* _What you should do_:
Pull every line containing "title" out of the material below.

* _Dataset records_:
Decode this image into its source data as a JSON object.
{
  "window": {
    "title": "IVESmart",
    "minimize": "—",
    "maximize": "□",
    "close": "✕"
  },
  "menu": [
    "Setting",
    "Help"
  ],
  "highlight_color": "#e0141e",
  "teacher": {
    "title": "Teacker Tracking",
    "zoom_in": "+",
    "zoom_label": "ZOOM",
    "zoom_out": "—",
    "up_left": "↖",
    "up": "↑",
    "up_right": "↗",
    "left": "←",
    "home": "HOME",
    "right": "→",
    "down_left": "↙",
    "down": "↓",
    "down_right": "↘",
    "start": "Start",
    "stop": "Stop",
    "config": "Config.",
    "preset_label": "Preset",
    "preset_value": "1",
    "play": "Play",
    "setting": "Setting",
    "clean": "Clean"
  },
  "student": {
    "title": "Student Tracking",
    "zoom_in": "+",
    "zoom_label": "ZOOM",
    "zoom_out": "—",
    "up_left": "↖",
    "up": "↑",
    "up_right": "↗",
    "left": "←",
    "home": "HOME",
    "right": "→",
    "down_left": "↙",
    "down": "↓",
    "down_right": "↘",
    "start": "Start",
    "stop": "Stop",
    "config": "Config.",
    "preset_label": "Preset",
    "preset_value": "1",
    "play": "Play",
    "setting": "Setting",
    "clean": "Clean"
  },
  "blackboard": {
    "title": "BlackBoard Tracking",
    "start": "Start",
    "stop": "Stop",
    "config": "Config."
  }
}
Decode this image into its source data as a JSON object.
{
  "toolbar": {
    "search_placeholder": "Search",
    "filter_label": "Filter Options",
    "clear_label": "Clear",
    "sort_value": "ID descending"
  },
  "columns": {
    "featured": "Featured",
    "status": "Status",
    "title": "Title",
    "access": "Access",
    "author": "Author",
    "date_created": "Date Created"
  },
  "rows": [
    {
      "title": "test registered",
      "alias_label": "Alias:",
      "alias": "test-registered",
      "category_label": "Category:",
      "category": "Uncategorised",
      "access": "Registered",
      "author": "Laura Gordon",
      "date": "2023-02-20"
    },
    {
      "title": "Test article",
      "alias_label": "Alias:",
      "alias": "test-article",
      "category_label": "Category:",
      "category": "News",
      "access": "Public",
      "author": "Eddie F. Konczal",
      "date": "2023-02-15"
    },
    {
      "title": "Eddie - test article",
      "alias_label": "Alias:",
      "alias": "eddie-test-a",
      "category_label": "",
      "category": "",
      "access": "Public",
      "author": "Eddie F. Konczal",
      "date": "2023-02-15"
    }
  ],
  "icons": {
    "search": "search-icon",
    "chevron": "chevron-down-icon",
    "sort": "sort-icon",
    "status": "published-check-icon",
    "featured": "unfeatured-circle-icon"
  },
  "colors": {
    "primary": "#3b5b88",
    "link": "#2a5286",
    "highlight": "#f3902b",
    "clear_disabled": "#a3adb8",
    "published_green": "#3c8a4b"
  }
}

* _Task response_:
    "title": "IVESmart",
    "title": "Teacker Tracking",
    "title": "Student Tracking",
    "title": "BlackBoard Tracking",
    "title": "Title",
      "title": "test registered",
      "title": "Test article",
      "title": "Eddie - test article",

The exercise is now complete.